Although Russia wants to prevent a new Iranian-Israeli conflict, the country has persuaded Iran to accept that Russia will pursue closer relations with Israel. In fact, although Israel has made several clandestine attacks against Iran’s nuclear facilities in recent years, Russian officials always have tried to prevent Iran from retaliating against Israel. “Were Iran to attack Israel, Moscow would stand by the Jewish state’s side. In the case of aggression against Israel, not only will the United States stand by Israel’s side—Russia, too, will be on Israel’s side,” said the former Russian deputy ambassador to Israel.
While the Iranian government’s opponents and reformists see Russia as an enemy, Iranian officials believe that Moscow is sympathetic to Iran. Iran’s over-dependence on Russia is dangerous for Tehran, but the Islamic Republic needs both Russia and China to help balance its poor relations with the United States. Both are seizing this opportunity to gain influence while benefitting from sanctions against Tehran.
Based on experience, Russia and China will not support Iran at the expense of their interests with the United States. Thus, it may be time for Iranian officials to ask how much they have gained in return for their concessions to Russia.

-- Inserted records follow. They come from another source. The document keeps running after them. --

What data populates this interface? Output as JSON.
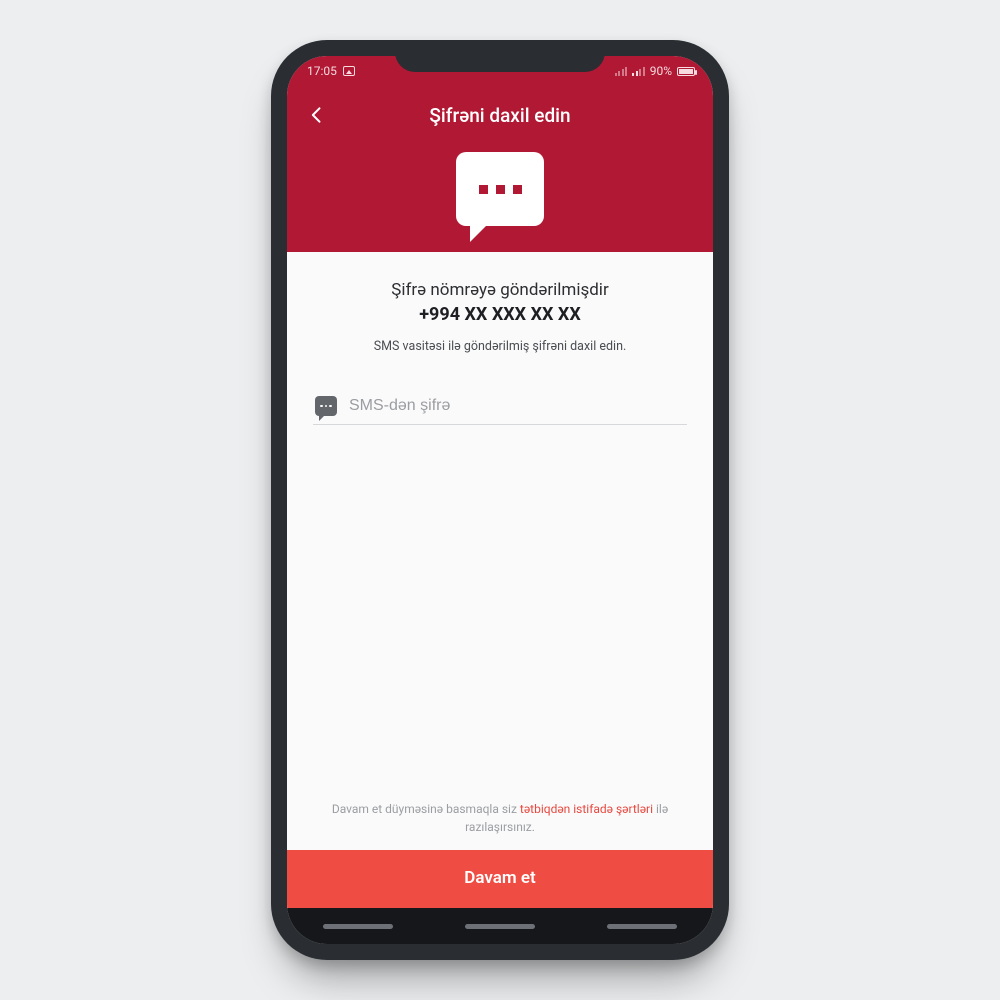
{
  "status": {
    "time": "17:05",
    "battery_pct": "90%"
  },
  "header": {
    "title": "Şifrəni daxil edin"
  },
  "main": {
    "sent_label": "Şifrə nömrəyə göndərilmişdir",
    "phone_number": "+994 XX XXX XX XX",
    "hint": "SMS vasitəsi ilə göndərilmiş şifrəni daxil edin.",
    "code_placeholder": "SMS-dən şifrə"
  },
  "footer": {
    "terms_prefix": "Davam et düyməsinə basmaqla siz ",
    "terms_link": "tətbiqdən istifadə şərtləri",
    "terms_suffix": " ilə razılaşırsınız.",
    "cta_label": "Davam et"
  }
}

Mohammad Javad Mousavizadeh is a journalist and analyst in international affairs and foreign policy. He has written many articles for digital publications worldwide. He is also an English translator for Iranian newspapers and news agencies. Follow him on Twitter @mousavizadehj.